Instead, according to Mr. Liu, the Court deals with gaps strategically, exploiting holes and ambiguities to either restrain or permit state behavior according to the particularities of each case. For instance, in Croatia v. Serbia (“the Genocide Case”), the Court utilized ambiguity surrounding state succession to responsibility to extend its jurisdiction and arguably restrain state action. However, in its advisory opinion on the Legality of the Threat or Use of Nuclear Weapons, the Court used doctrinal gaps in the UN Charter in a way that did not restrain state action. Instead, the court determined that the Charter’s silence on the use of any weapons (including nuclear weapons) neither expressly prohibited or permitted state use of nuclear weapons, whose legality would instead continue to be governed by necessity and proportionality. To explain the Court’s seemingly dichotomous approaches to gap filling, Mr. Liu asserts examining the political and normative factors surrounding each case.
Dr. Vincent-Joël Proulx’s presentation underscored how the law of state responsibility is used to hold states legally accountable for violating their international obligations, specifically as they relate to suppressing international terrorism. Dr. Proulx highlighted that when a state fails to prevent a terrorist attack, international law sets into motion a series of legal actions to address the harm committed.
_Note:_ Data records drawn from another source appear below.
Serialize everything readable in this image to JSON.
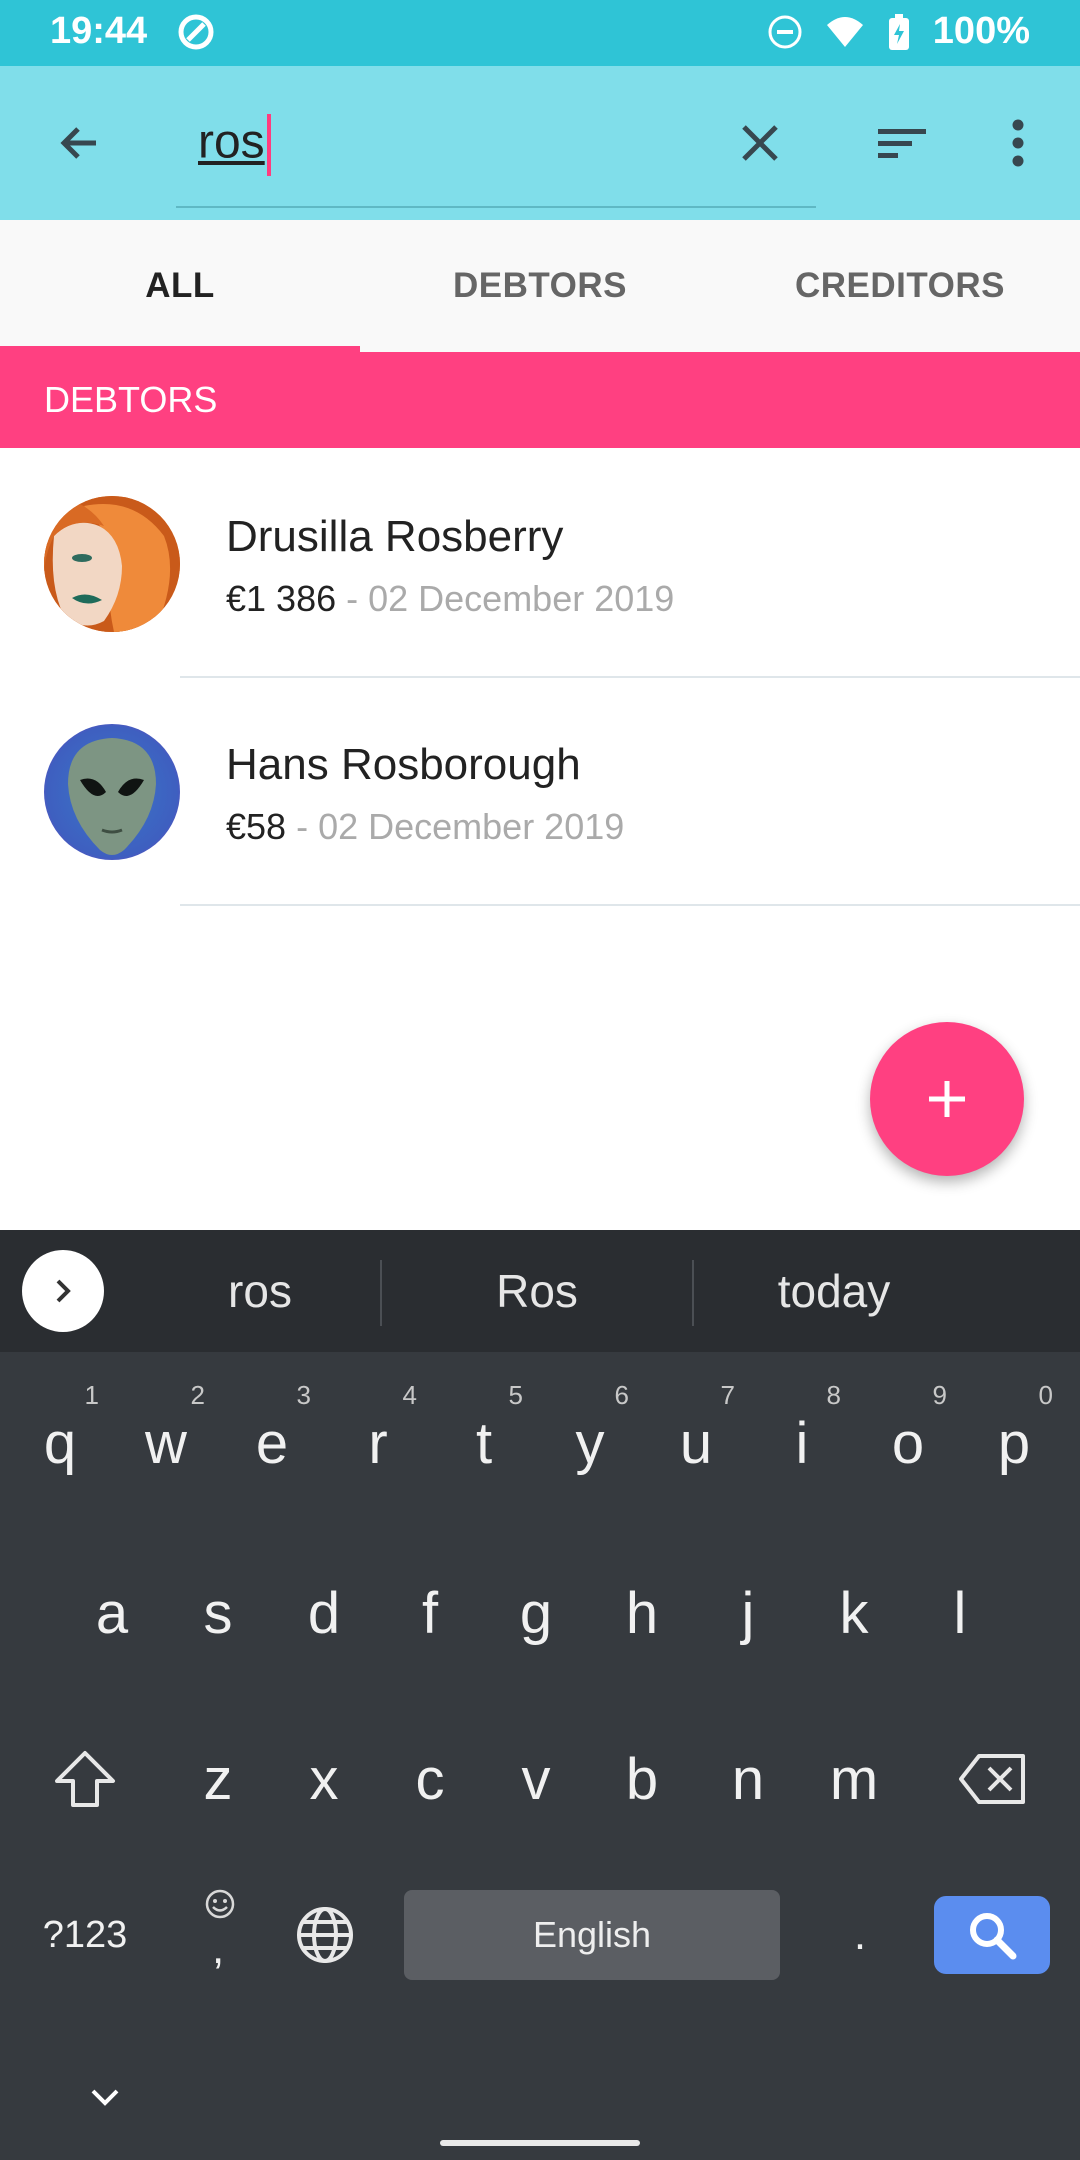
{
  "status_bar": {
    "time": "19:44",
    "battery": "100%"
  },
  "search": {
    "query": "ros"
  },
  "tabs": [
    {
      "label": "ALL",
      "active": true
    },
    {
      "label": "DEBTORS",
      "active": false
    },
    {
      "label": "CREDITORS",
      "active": false
    }
  ],
  "section": {
    "title": "DEBTORS"
  },
  "contacts": [
    {
      "name": "Drusilla Rosberry",
      "amount": "€1 386",
      "date": " - 02 December 2019"
    },
    {
      "name": "Hans Rosborough",
      "amount": "€58",
      "date": " - 02 December 2019"
    }
  ],
  "fab": {
    "label": "+"
  },
  "keyboard": {
    "suggestions": [
      "ros",
      "Ros",
      "today"
    ],
    "row1": [
      "q",
      "w",
      "e",
      "r",
      "t",
      "y",
      "u",
      "i",
      "o",
      "p"
    ],
    "row1_hints": [
      "1",
      "2",
      "3",
      "4",
      "5",
      "6",
      "7",
      "8",
      "9",
      "0"
    ],
    "row2": [
      "a",
      "s",
      "d",
      "f",
      "g",
      "h",
      "j",
      "k",
      "l"
    ],
    "row3": [
      "z",
      "x",
      "c",
      "v",
      "b",
      "n",
      "m"
    ],
    "symbols_key": "?123",
    "comma": ",",
    "period": ".",
    "space_label": "English"
  },
  "colors": {
    "status_bar": "#2fc4d6",
    "app_bar": "#80deea",
    "accent": "#ff4081",
    "keyboard_bg": "#363a3f",
    "search_key": "#5b8def"
  }
}
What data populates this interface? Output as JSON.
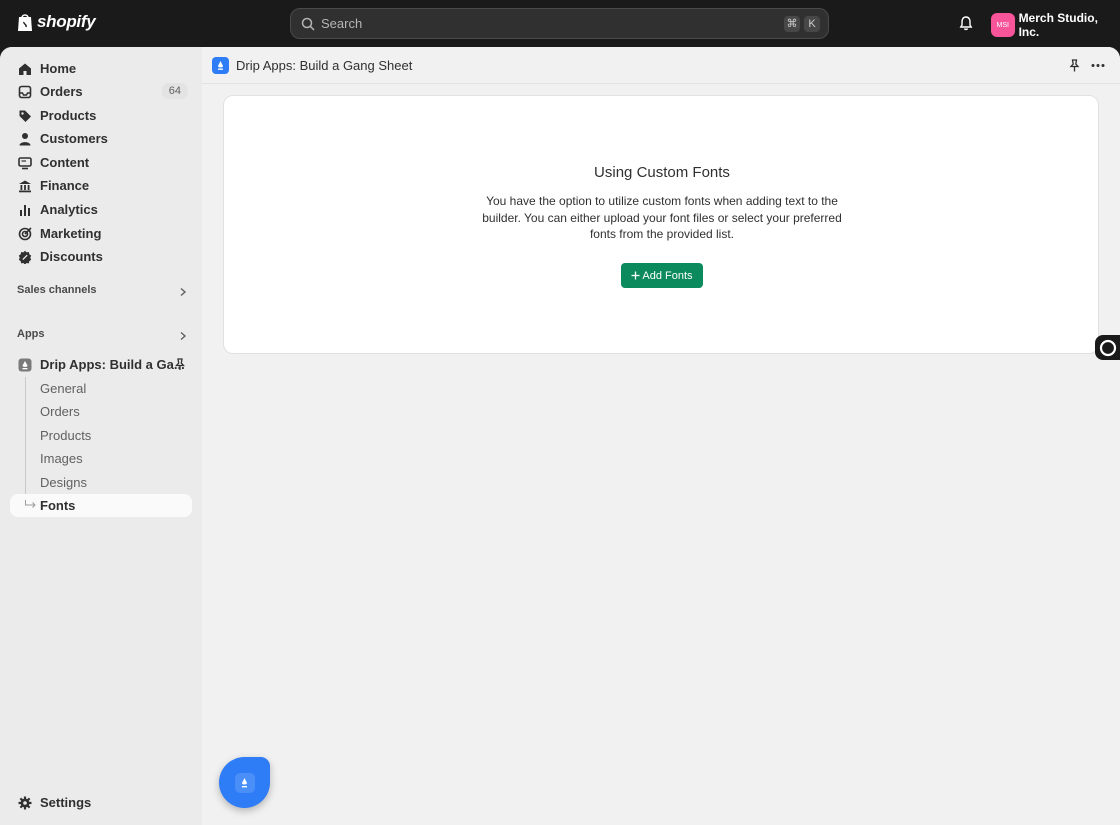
{
  "topbar": {
    "brand": "shopify",
    "search_placeholder": "Search",
    "shortcut_keys": [
      "⌘",
      "K"
    ],
    "store_initials": "MSI",
    "store_name": "Merch Studio, Inc."
  },
  "sidebar": {
    "nav": [
      {
        "label": "Home",
        "icon": "home-icon"
      },
      {
        "label": "Orders",
        "icon": "inbox-icon",
        "badge": "64"
      },
      {
        "label": "Products",
        "icon": "tag-icon"
      },
      {
        "label": "Customers",
        "icon": "person-icon"
      },
      {
        "label": "Content",
        "icon": "monitor-icon"
      },
      {
        "label": "Finance",
        "icon": "bank-icon"
      },
      {
        "label": "Analytics",
        "icon": "bar-chart-icon"
      },
      {
        "label": "Marketing",
        "icon": "target-icon"
      },
      {
        "label": "Discounts",
        "icon": "discount-icon"
      }
    ],
    "sales_channels_label": "Sales channels",
    "apps_label": "Apps",
    "app_name": "Drip Apps: Build a Ga...",
    "app_subitems": [
      "General",
      "Orders",
      "Products",
      "Images",
      "Designs",
      "Fonts"
    ],
    "active_subitem": "Fonts",
    "settings_label": "Settings"
  },
  "main": {
    "app_title": "Drip Apps: Build a Gang Sheet",
    "card": {
      "title": "Using Custom Fonts",
      "body": "You have the option to utilize custom fonts when adding text to the builder. You can either upload your font files or select your preferred fonts from the provided list.",
      "button_label": "Add Fonts"
    }
  },
  "colors": {
    "topbar_bg": "#1a1a1a",
    "accent_green": "#0b8a5d",
    "app_blue": "#2e7cf6",
    "store_avatar": "#f7549a"
  }
}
Under the existing international law framework, states seldom take unilateral action to enforce these obligations, and instead turn to inter-state mechanisms.
Focusing on U.N. organs and Security Council resolutions, Dr. Proulx elucidated that the Security Council may serve as a forum for institutionalizing the doctrine of state responsibility. In coordinating the monitoring and sanctioning of international law violations, the Security Council can incorporate the state responsibility doctrine as a means to fulfill its core mission of ensuring global security. Such an approach would be consistent with many of the Security Council’s past actions, including its decision to oblige Iraq to provide post-invasion reparations to Kuwait.
The final panelist, Shana Tabak, discussed refugee detention as a violation of international law. Underscoring her personal experience representing asylum-seekers in Atlanta, Ms. Tabak noted that a number of her clients came to the U.S. with strong claims for asylum, but were nevertheless immediately held in detention centers or returned to their country of origin without the opportunity to claim the fear of being persecuted upon return.
In discussing this pattern, Ms. Tabak highlighted that this practice constitutes a deprivation of liberty, which yields a further violation of an individual’s due process rights, specifically as they relate to the right to counsel. Together, these amount to a violation of U.S. non-refoulement obligations under international law. Notwithstanding this pattern, Ms. Tabak emphasized that because empirical research is lacking in this area, it is near-impossible to prove that an individual has been wrongfully deported to a country where she or he faces harm if that individual has not gone through the normal channels to claim asylum in the U.S. To address this problem and fulfill its obligations under international law, the U.S. must ensure that detained refugees are given the necessary protections and that the decision to impose detention is always proportional, reasonable, necessary, and a last resort.
Laura Livingston is a Law Fellow at the Public International Law & Policy Group.